Why apply for withholding of removal if winning it is less useful than obtaining asylum?
Generally, when a person files for asylum they automatically file for withholding at the same time. There is no one-year filing deadline for withholding applications, and it is not discretionary. That is, if someone proves that they are eligible for withholding, a judge must grant the application. There are also certain crimes which may disqualify applicants from winning asylum, but do not disqualify them from withholding of removal.
Convention Against Torture (CAT)
Convention against Torture relief is an extremely rare grant of protection from deportation that an immigration judge grants for individuals who fear torture in their home country. To qualify for CAT, an applicant must demonstrate a clear probability (more than a 50% chance) that they will be tortured either directly by or with the acquiescence of the government of their country of origin. This is an extremely difficult legal showing to make, and consequently, only about 2-3% of all applications for CAT are granted across the country.

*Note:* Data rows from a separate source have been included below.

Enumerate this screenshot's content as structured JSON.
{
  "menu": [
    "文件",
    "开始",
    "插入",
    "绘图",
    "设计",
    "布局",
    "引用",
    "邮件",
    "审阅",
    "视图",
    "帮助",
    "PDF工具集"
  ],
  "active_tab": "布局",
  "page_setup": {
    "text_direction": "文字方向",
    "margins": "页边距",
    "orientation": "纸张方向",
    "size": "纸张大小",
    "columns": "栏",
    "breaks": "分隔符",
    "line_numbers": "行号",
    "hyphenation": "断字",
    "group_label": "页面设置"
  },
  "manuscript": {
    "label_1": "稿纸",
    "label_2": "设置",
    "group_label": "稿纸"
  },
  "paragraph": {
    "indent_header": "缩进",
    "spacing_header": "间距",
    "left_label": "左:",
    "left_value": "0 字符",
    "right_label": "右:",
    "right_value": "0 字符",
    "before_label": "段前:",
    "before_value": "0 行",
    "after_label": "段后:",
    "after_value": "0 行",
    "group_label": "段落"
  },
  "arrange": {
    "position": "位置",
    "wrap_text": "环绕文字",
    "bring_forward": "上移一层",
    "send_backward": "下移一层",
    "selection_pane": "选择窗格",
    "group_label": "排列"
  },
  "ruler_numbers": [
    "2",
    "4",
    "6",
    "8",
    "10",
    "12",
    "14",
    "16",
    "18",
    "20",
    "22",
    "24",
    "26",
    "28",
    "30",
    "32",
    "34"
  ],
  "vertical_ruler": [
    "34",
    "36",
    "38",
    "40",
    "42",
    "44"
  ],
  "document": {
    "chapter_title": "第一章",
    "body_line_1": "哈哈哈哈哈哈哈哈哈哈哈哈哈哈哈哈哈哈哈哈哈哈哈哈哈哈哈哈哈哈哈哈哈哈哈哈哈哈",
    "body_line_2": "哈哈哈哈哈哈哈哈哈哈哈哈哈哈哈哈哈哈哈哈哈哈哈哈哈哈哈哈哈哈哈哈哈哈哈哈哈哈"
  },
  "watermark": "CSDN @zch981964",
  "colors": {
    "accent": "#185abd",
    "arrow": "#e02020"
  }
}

What would be considered torture for purposes of CAT?
For an act to be considered torture, it must be an extreme form of cruel and inhuman treatment, it must cause severe physical or mental pain and suffering, and it must be specifically intended to cause severe pain and suffering. Additionally, torture is an act inflicted for such purposes as obtaining from the victim or a third person information or a confession, punishing the victim for an act he or she or a third person has committed or is suspected of having committed, intimidating or coercing the victim or a third person, or for any reason based on discrimination on any kind.
Why apply for CAT?

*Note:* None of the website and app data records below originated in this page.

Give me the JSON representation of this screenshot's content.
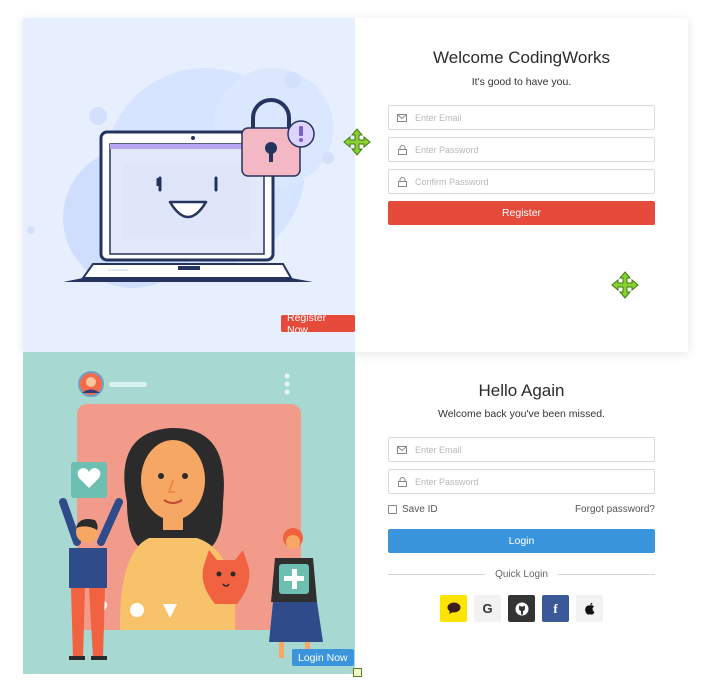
{
  "register": {
    "title": "Welcome CodingWorks",
    "subtitle": "It's good to have you.",
    "email_placeholder": "Enter Email",
    "password_placeholder": "Enter Password",
    "confirm_placeholder": "Confirm Password",
    "button_label": "Register",
    "badge_label": "Register Now"
  },
  "login": {
    "title": "Hello Again",
    "subtitle": "Welcome back you've been missed.",
    "email_placeholder": "Enter Email",
    "password_placeholder": "Enter Password",
    "save_id_label": "Save ID",
    "forgot_label": "Forgot password?",
    "button_label": "Login",
    "quick_login_label": "Quick Login",
    "badge_label": "Login Now",
    "social": [
      {
        "name": "kakao",
        "glyph": "",
        "color": "#fce300"
      },
      {
        "name": "google",
        "glyph": "G",
        "color": "#f2f2f2"
      },
      {
        "name": "github",
        "glyph": "",
        "color": "#333333"
      },
      {
        "name": "facebook",
        "glyph": "f",
        "color": "#3b5998"
      },
      {
        "name": "apple",
        "glyph": "",
        "color": "#f2f2f2"
      }
    ]
  },
  "colors": {
    "register_button": "#e64a3b",
    "login_button": "#3a95dc",
    "register_illustration_bg": "#e7efff",
    "login_illustration_bg": "#a7d8d1"
  }
}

Certain individuals are legally ineligible for both asylum and withholding of removal and relief under CAT is the only chance they have to remain in this country. Most commonly, this occurs when an individual has been convicted of a “particularly serious crime” in the United States. People who have been sentenced to combined total of five or more years of imprisonment for convictions for “aggravated felonies,” and people who have criminal convictions related to selling drugs are almost always considered to have committed a particularly serious crime.
Other types of criminal convictions that may be considered “particularly serious crimes” are those that involve significant violence, harm, or a serious risk of injury to others. Other factors that may make a person eligible only for CAT include commission of a “serious nonpolitical crime” outside of the United States, persecution of others, or participation or support of terrorist groups.
Almost all people who qualify only for CAT are subject to mandatory detention during the course of their removal proceedings, meaning that they do not qualify to be released from immigration detention on parole or after paying bond. In some instances, the US government will continue to detain an individual even after they have been granted CAT if the government consider them to be a danger to the community.
How do I apply for CAT relief?
To apply for CAT, you must check the box at the top of Page 1 of the application and fully complete Form I-589. You must also include a detailed explanation of why you fear torture. In your response, you must write about any mistreatment you experienced or any threats made against you by a government or somebody connected to a government. Only immigration judges and the Board of Immigration Appeals (BIA) may grant CAT. If you have applied for asylum, the immigration judge will first determine whether you are eligible for asylum or withholding of removal. If you are not eligible for either, then the immigration judge will determine whether the CAT prohibits your removal to a country where you fear torture.